Littlejohn returns to coach Mallard Creek track
After a two-year sabbatical, Donald Littlejohn is returning as Mallard Creek's head boys track coach.
Littlejohn led the Mavericks to a 2015 state championship. He is also the school's strength coach and is an assistant football coach on the Mavericks powerhouse 4A football team.
"I couldn't be more excited," Mallard Creek coach Phil Davanzo said. "I think he's going to do a phenomenal job. We missed having him. I'm excited to see his growth as a coach and have him take us back to the top."
▪ Mallard Creek volleyball coach David Brooks has resigned, Davanzo said.
Brooks' 81 career wins is a school record. In 2016, he led the Mavericks to a single-season school-record 24 wins and was named I-MECK conference coach of the year.

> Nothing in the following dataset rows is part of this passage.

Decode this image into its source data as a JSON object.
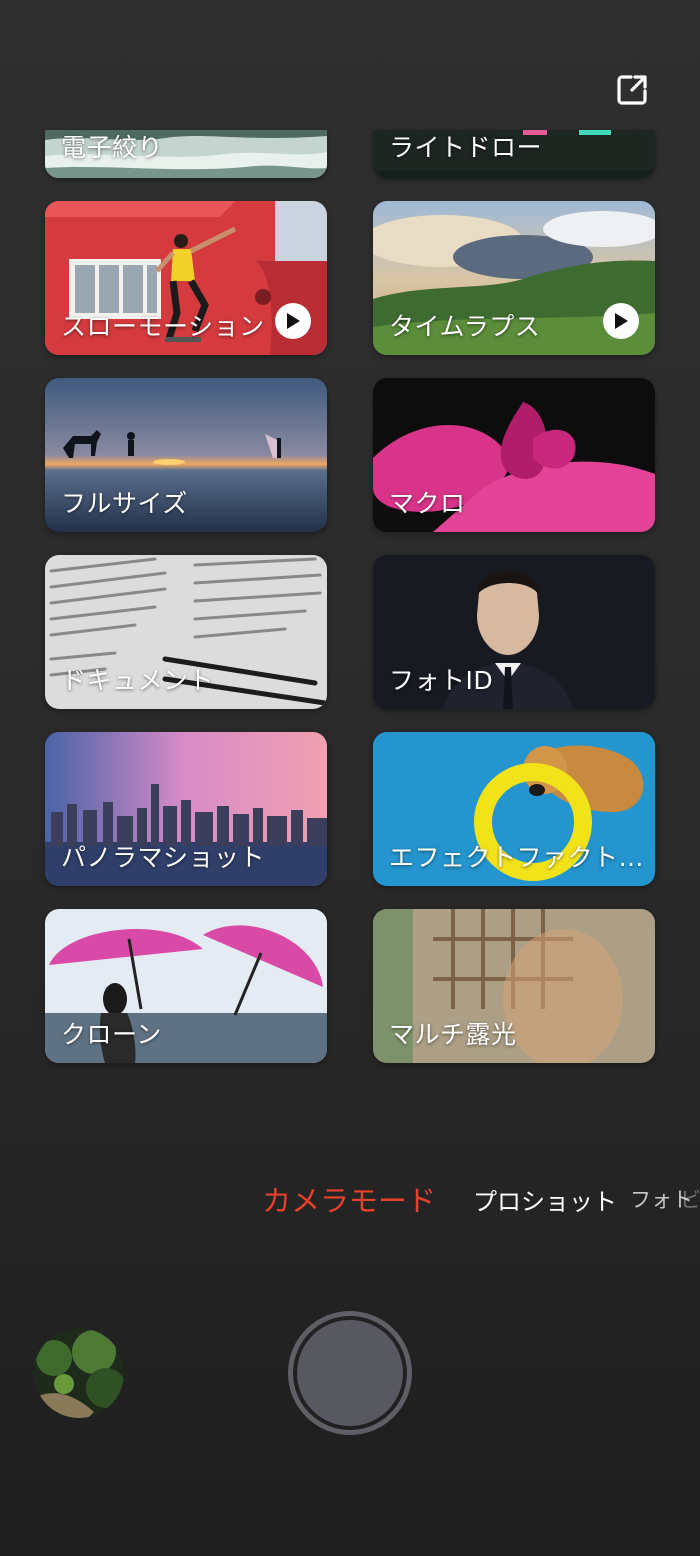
{
  "header": {
    "edit_icon": "edit-square-icon"
  },
  "modes_grid": [
    {
      "id": "electronic-aperture",
      "label": "電子絞り",
      "partial": true,
      "has_play": false
    },
    {
      "id": "light-drawing",
      "label": "ライトドロー",
      "partial": true,
      "has_play": false
    },
    {
      "id": "slow-motion",
      "label": "スローモーション",
      "partial": false,
      "has_play": true
    },
    {
      "id": "time-lapse",
      "label": "タイムラプス",
      "partial": false,
      "has_play": true
    },
    {
      "id": "full-size",
      "label": "フルサイズ",
      "partial": false,
      "has_play": false
    },
    {
      "id": "macro",
      "label": "マクロ",
      "partial": false,
      "has_play": false
    },
    {
      "id": "document",
      "label": "ドキュメント",
      "partial": false,
      "has_play": false
    },
    {
      "id": "photo-id",
      "label": "フォトID",
      "partial": false,
      "has_play": false
    },
    {
      "id": "panorama",
      "label": "パノラマショット",
      "partial": false,
      "has_play": false
    },
    {
      "id": "effect-factory",
      "label": "エフェクトファクト…",
      "partial": false,
      "has_play": false
    },
    {
      "id": "clone",
      "label": "クローン",
      "partial": false,
      "has_play": false
    },
    {
      "id": "multi-exposure",
      "label": "マルチ露光",
      "partial": false,
      "has_play": false
    }
  ],
  "mode_bar": {
    "active": "カメラモード",
    "next": "プロショット",
    "far": "フォト",
    "faded": "ビ"
  },
  "colors": {
    "active_mode": "#e8402a",
    "background": "#2b2b2b"
  }
}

Last season, Brooks led Mallard Creek to the fourth round of the NCHSAA 4A state tournament.
Stacey Webster will replace Brooks. She's been an assistant for four seasons.
▪ Hough High senior Ben Woodruff, who graduated last week, has qualified for the 71st U.S. Junior Amateur next month in New Jersey. Woodruff, a Charlotte 49ers recruit, shot a round of 66 to finish second in a qualifier in Salisbury this week.
▪ North Lincoln High has hired former Alexander Central and Newton Conover head coach Nick Bazzle as its new head football coach.
▪ Monroe's Central Academy has named Samuel Smithson as its new head boys basketball coach.
▪ Central Academy will not field a varsity football team this season. The school doesn't have enough players. It ended the season with fewer than 20 players in 2017. In the past two seasons, Central is 1-21. In the 2017 season, when it didn't win a game, Central was outscored 586-14.
▪ Three area teams were ranked in Top Drawer Soccer's national poll: No. 6 Charlotte Latin, the N.C. Independent School state champion; No. 30 Myers Park, the N.C. High School Athletic Association 4A runners-up; and No. 37 Clover (S.C.), the S.C. 5A state semifinalist.
▪ Newton Foard's Abby Settlemyre has been named the 2018 N.C. Gatorade softball player of the year. Settlemyre led her team to a 20-4 record and a N.C. 2A quarterfinal appearance. A 4.62 GPA student, she hit .698 with 41 runs scored, 26 stolen bases and eight triples.